References to sexual assualt.
Maria had two Barbies when she was a kid. She infinitely preferred to steal her older brother's GI Joes, but in the instances where he was actually playing with them at the time—she was never allowed in on that, she was a girl—or, out of spite, had left them in a place she couldn't reach, Maria made sure her Barbies were in pants and the most sensible Barbie shoes to be found and sent them out to defend Hearth and Home.
It was infinitely more interesting than whatever the fuck they'd manage to get up to at the Fake Mall.
In high school, Maria found her first true love: rugby. She'd had two concussions by her senior year, a broken ankle, and more than a few bruised ribs.
She went to Berkley on a scholarship.
The Air Force recruited her practically the second she walked on campus. They had a booth set up between the cafeteria and her dorm, and she glanced at their sign. It was all the encouragement they needed. In fairness, she didn't take much persuading.
She had pants and sensible shoes on, and flight navigation sounded better than comp & rhet any day.
She suspected she was a lifer even while being a reservist during her years at Berkley, but it was proven to her in her first few years of active duty. Things were set for her: she was going to fly planes and shoot targets until shot down or forcibly discharged.
Then she was shot down on a mission originating from Bagram and spent six days at the mercy of men who liked neither Americans nor women, and certainly not a combination of the two. Just because she was a pilot didn't mean Maria had skimped on hand-to-hand. Nothing else could come close to the rush she'd gotten from rugby, so she had simply trained harder and longer than her peers.
She broke a lot of bones, caused a lot of screaming. Not enough to keep herself out of harm's way.
Rescue came in the form of SHIELD and years later, Maria would learn had been completely incidental to the actual mission parameters. She woke in a SHIELD run medical facility where they took better care of her than she'd ever received in her life, and left her alone until she could get up of her own accord. So, three days.
She asked the first doctor she saw about getting back to Bagram, and the doctor said, "Let me talk to someone."
Whomever she spoke to sent an agent, who said, "We can take you back to your unit, of course, Lt. Hill."

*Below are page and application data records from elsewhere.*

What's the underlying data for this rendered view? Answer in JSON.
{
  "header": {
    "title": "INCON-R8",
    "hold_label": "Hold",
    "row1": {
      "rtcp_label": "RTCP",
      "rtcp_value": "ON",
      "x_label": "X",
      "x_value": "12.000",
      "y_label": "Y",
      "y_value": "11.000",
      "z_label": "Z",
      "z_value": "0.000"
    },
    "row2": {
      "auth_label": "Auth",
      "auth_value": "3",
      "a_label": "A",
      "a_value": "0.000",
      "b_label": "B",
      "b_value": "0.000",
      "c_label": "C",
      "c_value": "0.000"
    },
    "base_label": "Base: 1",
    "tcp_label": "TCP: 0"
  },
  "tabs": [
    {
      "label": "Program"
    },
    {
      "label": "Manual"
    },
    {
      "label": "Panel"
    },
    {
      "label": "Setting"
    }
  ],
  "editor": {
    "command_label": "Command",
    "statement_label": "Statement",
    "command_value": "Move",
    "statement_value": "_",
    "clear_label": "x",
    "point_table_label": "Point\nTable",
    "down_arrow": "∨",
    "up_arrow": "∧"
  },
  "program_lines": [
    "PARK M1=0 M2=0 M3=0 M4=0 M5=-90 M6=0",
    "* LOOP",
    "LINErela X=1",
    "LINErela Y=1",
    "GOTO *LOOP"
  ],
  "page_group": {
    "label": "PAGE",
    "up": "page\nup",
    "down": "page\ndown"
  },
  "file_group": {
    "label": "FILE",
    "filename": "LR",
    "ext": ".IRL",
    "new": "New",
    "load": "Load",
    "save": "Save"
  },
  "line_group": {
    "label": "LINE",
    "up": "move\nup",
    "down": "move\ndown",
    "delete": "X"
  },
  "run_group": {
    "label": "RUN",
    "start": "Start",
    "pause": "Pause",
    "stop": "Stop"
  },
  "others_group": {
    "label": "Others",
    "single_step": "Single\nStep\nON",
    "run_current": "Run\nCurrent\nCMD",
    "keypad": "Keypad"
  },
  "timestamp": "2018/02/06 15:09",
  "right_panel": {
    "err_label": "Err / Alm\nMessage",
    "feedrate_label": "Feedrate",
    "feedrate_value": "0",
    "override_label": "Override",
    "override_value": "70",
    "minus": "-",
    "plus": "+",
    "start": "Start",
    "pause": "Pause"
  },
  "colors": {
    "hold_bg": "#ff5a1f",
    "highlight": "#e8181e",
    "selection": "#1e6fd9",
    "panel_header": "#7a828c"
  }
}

She tilted her head. "But?"
"But you helped our agent accomplish his directives while three-quarters dead, so frankly, we'd like to steal you out from under the Air Force's nose."
She blinked at that. "That's not—I have a contract."
"It wouldn't be the first time we'd negotiated a transfer," the man said.
Maria couldn't believe she was thinking about it, even considering leaving the Air Force. It had been her home and family for the better part of eight years. But she'd seen the way the agent she'd helped fought. And the way he hadn't even considered not taking her out of there with him. She said, "Tell me what you're offering."